ASTRO Annual Meeting
Perspective from Fumiko Chino, MD
Perspective from Vishal Gupta, MD
Source/Disclosures
Source:

Bero EH, et al. Abstract 204. Presented at: American Society for Radiation Oncology Annual Meeting (virtual); Oct. 25-28, 2020.

Disclosures: Bero reports no relevant financial disclosures. Please see the abstract for all other researchers’ relevant financial disclosures.
October 30, 2020
2 min read
Save

Racial minority groups underrepresented in radiation therapy clinical trials

Perspective from Fumiko Chino, MD
Perspective from Vishal Gupta, MD
Source/Disclosures
Source:

Bero EH, et al. Abstract 204. Presented at: American Society for Radiation Oncology Annual Meeting (virtual); Oct. 25-28, 2020.

Disclosures: Bero reports no relevant financial disclosures. Please see the abstract for all other researchers’ relevant financial disclosures.
You've successfully added to your alerts. You will receive an email when new content is published.

Click Here to Manage Email Alerts

We were unable to process your request. Please try again later. If you continue to have this issue please contact customerservice@slackinc.com.

The racial diversity of radiation therapy clinical trials did not appear to match that of the 2018 U.S. Census population, according to study results presented at the virtual ASTRO Annual Meeting.

Black patient trial participation was below that expected from the 2018 U.S. Census population in every subgroup analyzed, with the exception of U.S. female-specific cancer trials and male-specific cancer trials. However, our comparison fails to consider differences in incidence between racial populations,” Emily H. Bero, medical student at Medical College of Wisconsin, said during a press conference. “Examining the etiology of inequitable access to clinical trial participation was beyond the scope of our study. Nonetheless, we acknowledge racism as a public health emergency, and we hope this study is informative and offers the opportunity to engage in conversations about race and advancing equitable policies.
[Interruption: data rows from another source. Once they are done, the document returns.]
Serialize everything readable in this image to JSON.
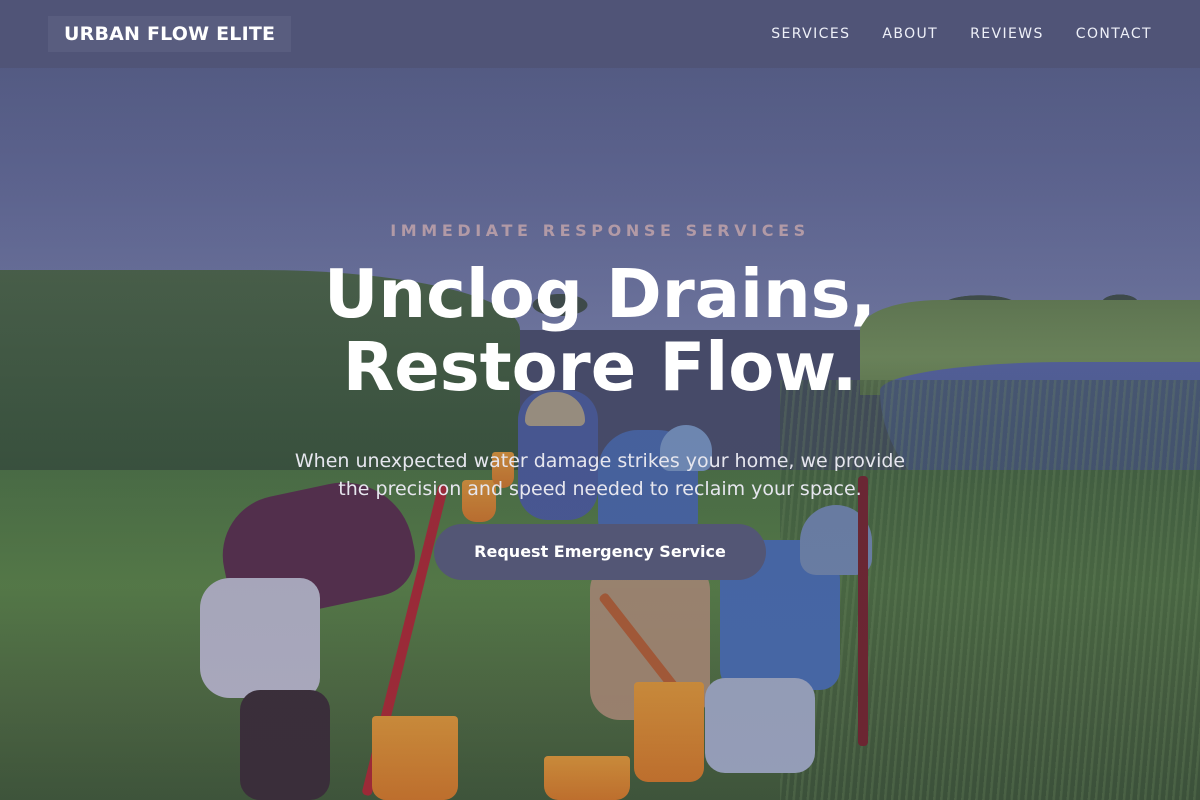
{
  "header": {
    "logo_text": "URBAN FLOW ELITE",
    "nav": [
      {
        "label": "SERVICES"
      },
      {
        "label": "ABOUT"
      },
      {
        "label": "REVIEWS"
      },
      {
        "label": "CONTACT"
      }
    ]
  },
  "hero": {
    "eyebrow": "IMMEDIATE RESPONSE SERVICES",
    "headline_line1": "Unclog Drains,",
    "headline_line2": "Restore Flow.",
    "subtext_line1": "When unexpected water damage strikes your home, we provide",
    "subtext_line2": "the precision and speed needed to reclaim your space.",
    "cta_label": "Request Emergency Service"
  },
  "colors": {
    "header_bg": "#505476",
    "eyebrow": "#b29aa6",
    "cta_bg": "#535675",
    "text_primary": "#ffffff"
  }
}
Structural racism, systemic bias and related barriers consistently limit inclusion of patients from excluded minority groups in clinical trials.”

The racial diversity of radiation therapy clinical trials did not appear to match that of the 2018 U.S. Census population.
The racial diversity of radiation therapy clinical trials did not appear to match that of the 2018 U.S. Census population.

Bero and colleagues pooled data from 121 clinical trials of radiation therapy included on clinicaltrials.gov between 1996 and 2019.

Researchers categorized trials by various subgroups, including U.S.-based (51.6%), radiation therapy toxicity mitigation/prevention (27.9%), female cancer (17.2%) and proton therapy (7.4%). They used chi-square tests to compare the percentages of different racial groups with 2018 U.S. Census population estimates.

Results showed a statistically significant difference between the racial composition of the radiation therapy trials and census estimates (P < .001). The trials combined had a higher percentage of white participants (84.8% vs. 72.2%) and lower percentages of Black participants (11.8% vs. 12.7%) Asian participants (2.9% vs. 5.6%) and participants of other races such as Native Hawaiian, Pacific Islander, American Indian, Alaskan native or more than one race (0.5% vs. 9.5%) compared with census data. Researchers did not examine inclusion of Hispanic patients in trials because ethnicity is a separate census category.

U.S. clinical trials, radiation therapy toxicity mitigation/prevention clinical trials and female cancer clinical trials all had significantly different racial composition compared with census data (P < .001 for all).

The investigators found the most diverse racial composition in female cancer trials (83.3% white, 13.1% Black, 3.4% Asian, 0.3% other) and male cancer trials (80.2% white, 18.4% Black, 1.4% Asian, 0% other), whereas proton therapy trials had the least racial diversity (93.2% white, 6% Black, 0.9% Asian, 0% other).

“When considering all trials, Asian and other excluded populations had the largest magnitudes of difference from the 2018 U.S. Census population data. All differences were statistically significant, and were most pronounced in trials evaluating proton therapy,” Bero said. “This highlights that not only is there inequitable participation on clinical trials, but specific trials using modalities, such as proton therapy, appear to be differentially susceptible to these inequitable distributions. Our findings point to a need for oncologists designing clinical trials and institutions implementing trials to increase inclusion of excluded groups. Efforts to overcome enrollment disparities in radiation trials are important and worthy of continued investigation.”